Fayetteville’s Heritage and Historic Preservation Plan is a guidance document for: 1) what the community’s priorities are, 2) what our historic preservation programs and projects look like and 3) what kind of funding and partnerships are available to us to do the work. The planning process begins by asking a lot of questions, such as:

  • Should regulations and design-review requirements be implemented for private properties? 
  • Are there any neighborhoods that could benefit from or want historic zoning protections? 
  • Are there historic sites that we are unaware of or need to know more about? 
  • Do we need to offer more education or resources on how to maintain and repair historic properties? 

After we receive community input on those questions, we can look at what the plan will recommend and the types of activities we’ll work on once the plan is adopted. Some examples include:

  • Improving our online resources for historic preservation.
  • Conducting more research into our history or working with community partners to learn more.
  • Creating a program and dedicating funding for a historic marker program.
  • Deciding if we need surveys of historic properties or historic neighborhoods to document those properties so they aren’t forgotten.
  • Identifying and applying for grants to support our historic preservation projects.

Show All Answers

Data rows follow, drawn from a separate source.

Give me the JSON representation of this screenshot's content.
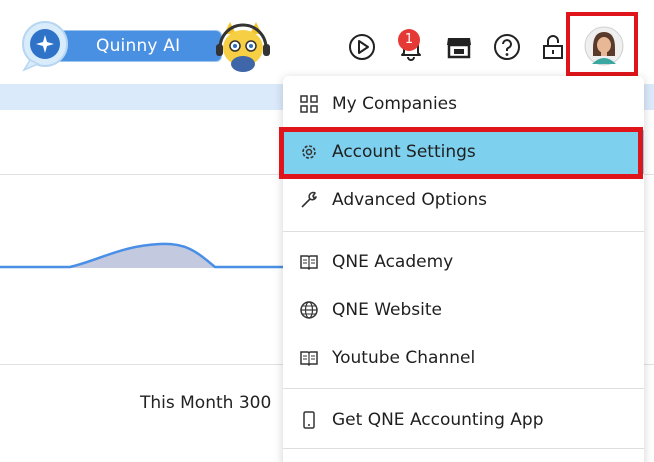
{
  "header": {
    "assistant_label": "Quinny AI",
    "notification_count": "1"
  },
  "menu": {
    "items": [
      {
        "label": "My Companies",
        "icon": "grid-icon"
      },
      {
        "label": "Account Settings",
        "icon": "gear-icon",
        "selected": true
      },
      {
        "label": "Advanced Options",
        "icon": "wrench-icon"
      },
      {
        "label": "QNE Academy",
        "icon": "book-icon"
      },
      {
        "label": "QNE Website",
        "icon": "globe-icon"
      },
      {
        "label": "Youtube Channel",
        "icon": "book-icon"
      },
      {
        "label": "Get QNE Accounting App",
        "icon": "phone-icon"
      }
    ]
  },
  "background": {
    "month_text": "This Month 300"
  },
  "colors": {
    "brand_blue": "#4a90e2",
    "highlight": "#7ed0ef",
    "annotation_red": "#e0151b",
    "badge_red": "#e53935"
  }
}
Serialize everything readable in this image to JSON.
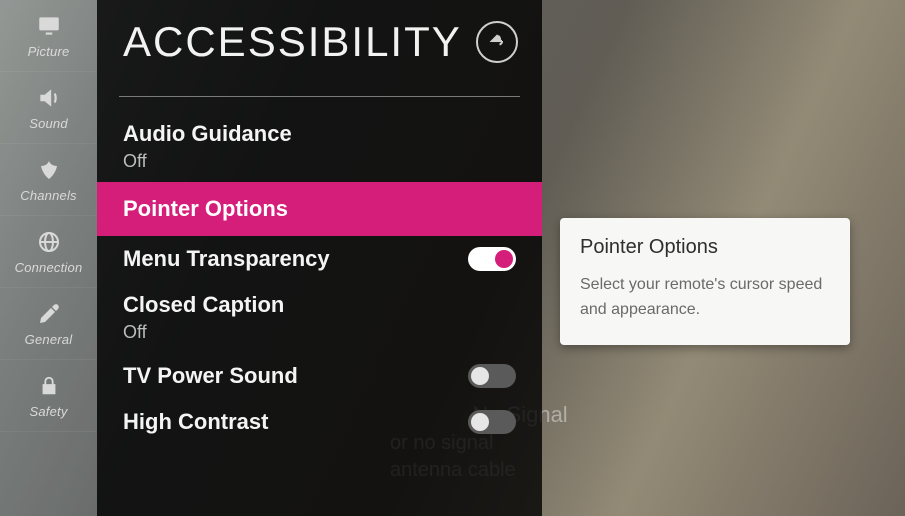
{
  "sidebar": {
    "items": [
      {
        "label": "Picture",
        "icon": "picture-icon"
      },
      {
        "label": "Sound",
        "icon": "sound-icon"
      },
      {
        "label": "Channels",
        "icon": "channels-icon"
      },
      {
        "label": "Connection",
        "icon": "connection-icon"
      },
      {
        "label": "General",
        "icon": "general-icon"
      },
      {
        "label": "Safety",
        "icon": "safety-icon"
      }
    ]
  },
  "panel": {
    "title": "ACCESSIBILITY",
    "options": [
      {
        "title": "Audio Guidance",
        "value": "Off",
        "type": "sub"
      },
      {
        "title": "Pointer Options",
        "type": "nav",
        "selected": true
      },
      {
        "title": "Menu Transparency",
        "type": "toggle",
        "state": "on"
      },
      {
        "title": "Closed Caption",
        "value": "Off",
        "type": "sub"
      },
      {
        "title": "TV Power Sound",
        "type": "toggle",
        "state": "off"
      },
      {
        "title": "High Contrast",
        "type": "toggle",
        "state": "off"
      }
    ]
  },
  "description": {
    "title": "Pointer Options",
    "body": "Select your remote's cursor speed and appearance."
  },
  "background": {
    "line1": "No Signal",
    "line2": "or no signal",
    "line3": "antenna cable"
  },
  "colors": {
    "accent": "#d41e7a"
  }
}
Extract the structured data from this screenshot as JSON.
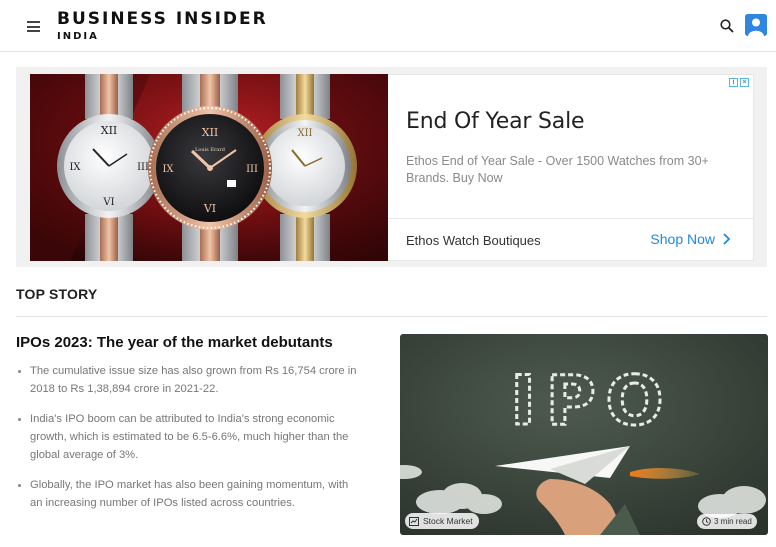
{
  "header": {
    "brand_main": "BUSINESS INSIDER",
    "brand_sub": "INDIA",
    "menu_icon": "hamburger-icon",
    "search_icon": "search-icon",
    "user_icon": "user-avatar-icon"
  },
  "ad": {
    "title": "End Of Year Sale",
    "description": "Ethos End of Year Sale - Over 1500 Watches from 30+ Brands. Buy Now",
    "advertiser": "Ethos Watch Boutiques",
    "cta_label": "Shop Now",
    "badge_icon": "adchoices-icon",
    "close_icon": "close-icon",
    "watch_brand": "Louis Erard",
    "accent_color": "#1e88e5"
  },
  "top_story": {
    "section_title": "TOP STORY",
    "headline": "IPOs 2023: The year of the market debutants",
    "bullets": [
      "The cumulative issue size has also grown from Rs 16,754 crore in 2018 to Rs 1,38,894 crore in 2021-22.",
      "India's IPO boom can be attributed to India's strong economic growth, which is estimated to be 6.5-6.6%, much higher than the global average of 3%.",
      "Globally, the IPO market has also been gaining momentum, with an increasing number of IPOs listed across countries."
    ],
    "image_text": "IPO",
    "category_tag": "Stock Market",
    "read_time": "3 min read"
  }
}
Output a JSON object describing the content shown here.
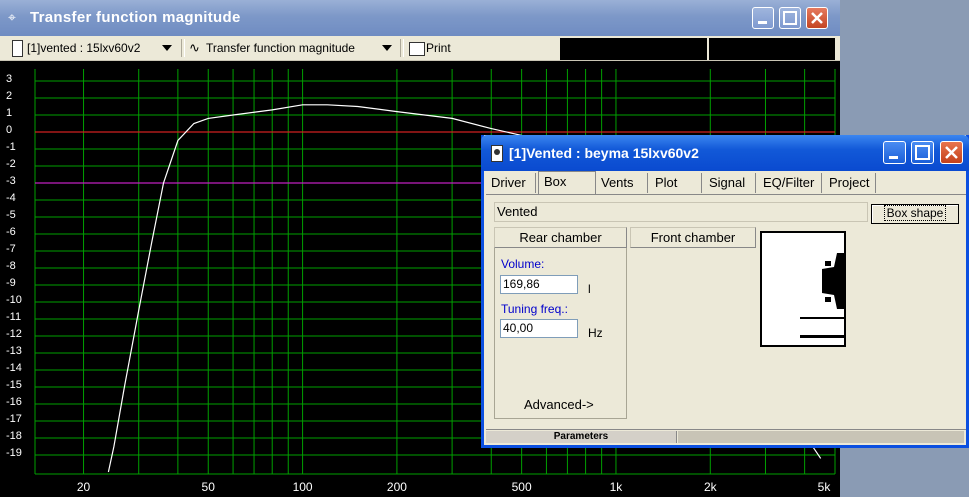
{
  "main_window": {
    "title": "Transfer function magnitude",
    "toolbar": {
      "project_select": "[1]vented : 15lxv60v2",
      "view_select": "Transfer function magnitude",
      "print_label": "Print"
    }
  },
  "chart_data": {
    "type": "line",
    "x_scale": "log",
    "xlim": [
      14,
      5000
    ],
    "ylim": [
      -20,
      3.5
    ],
    "grid": true,
    "x_ticks": [
      "20",
      "50",
      "100",
      "200",
      "500",
      "1k",
      "2k",
      "5k"
    ],
    "y_ticks": [
      "3",
      "2",
      "1",
      "0",
      "-1",
      "-2",
      "-3",
      "-4",
      "-5",
      "-6",
      "-7",
      "-8",
      "-9",
      "-10",
      "-11",
      "-12",
      "-13",
      "-14",
      "-15",
      "-16",
      "-17",
      "-18",
      "-19"
    ],
    "reference_lines": [
      {
        "y": 0,
        "color": "#d02020"
      },
      {
        "y": -3,
        "color": "#c020c0"
      }
    ],
    "series": [
      {
        "color": "#ffffff",
        "x": [
          24,
          25,
          27,
          30,
          33,
          36,
          40,
          45,
          50,
          60,
          80,
          100,
          120,
          150,
          200,
          300,
          400,
          500,
          600,
          2500,
          3000,
          3500,
          4000,
          4500
        ],
        "y": [
          -20,
          -18.5,
          -15,
          -10.5,
          -6.5,
          -3.0,
          -0.5,
          0.5,
          0.8,
          1.0,
          1.3,
          1.6,
          1.6,
          1.5,
          1.2,
          0.8,
          0.2,
          -0.2,
          -0.8,
          -14.5,
          -15.6,
          -16.6,
          -17.8,
          -19.2
        ]
      }
    ],
    "colors": {
      "background": "#000000",
      "grid": "#00a000"
    }
  },
  "dialog": {
    "title": "[1]Vented : beyma 15lxv60v2",
    "tabs": [
      "Driver",
      "Box",
      "Vents",
      "Plot",
      "Signal",
      "EQ/Filter",
      "Project"
    ],
    "active_tab": "Box",
    "box_type": "Vented",
    "box_shape_label": "Box shape",
    "rear_chamber_label": "Rear chamber",
    "front_chamber_label": "Front chamber",
    "volume_label": "Volume:",
    "volume_value": "169,86",
    "volume_unit": "l",
    "tuning_label": "Tuning freq.:",
    "tuning_value": "40,00",
    "tuning_unit": "Hz",
    "advanced_label": "Advanced->",
    "status_parameters": "Parameters"
  }
}
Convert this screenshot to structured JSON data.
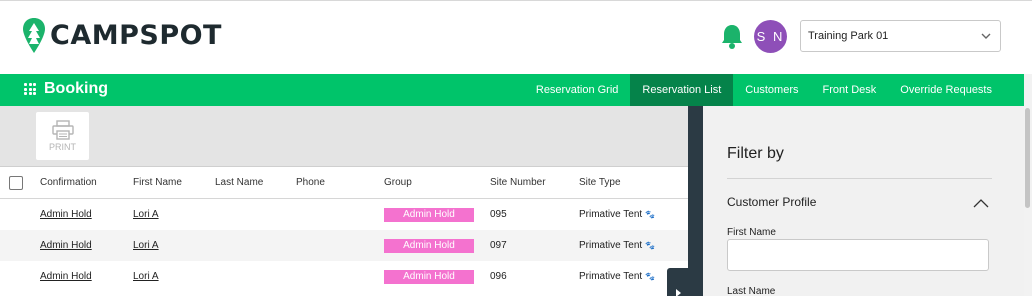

1. What is historic preservation and why is it needed?
2. What does NOT go into a historic preservation plan?
3. What is a Heritage and Historic Preservation Plan?
4. What are different types of historic designations and which ones include regulations/oversight?
5. What types of information are typically included in a historic preservation ordinance? How can communities shape an ordinance to meet their needs?
6. What are the benefits and responsibilities of owning a property with a local historic designation?
7. What is a typical process for making changes to a property with a local historic designation?
8. What are the alternatives to historic districts, if a neighborhood wants to manage changes and new construction?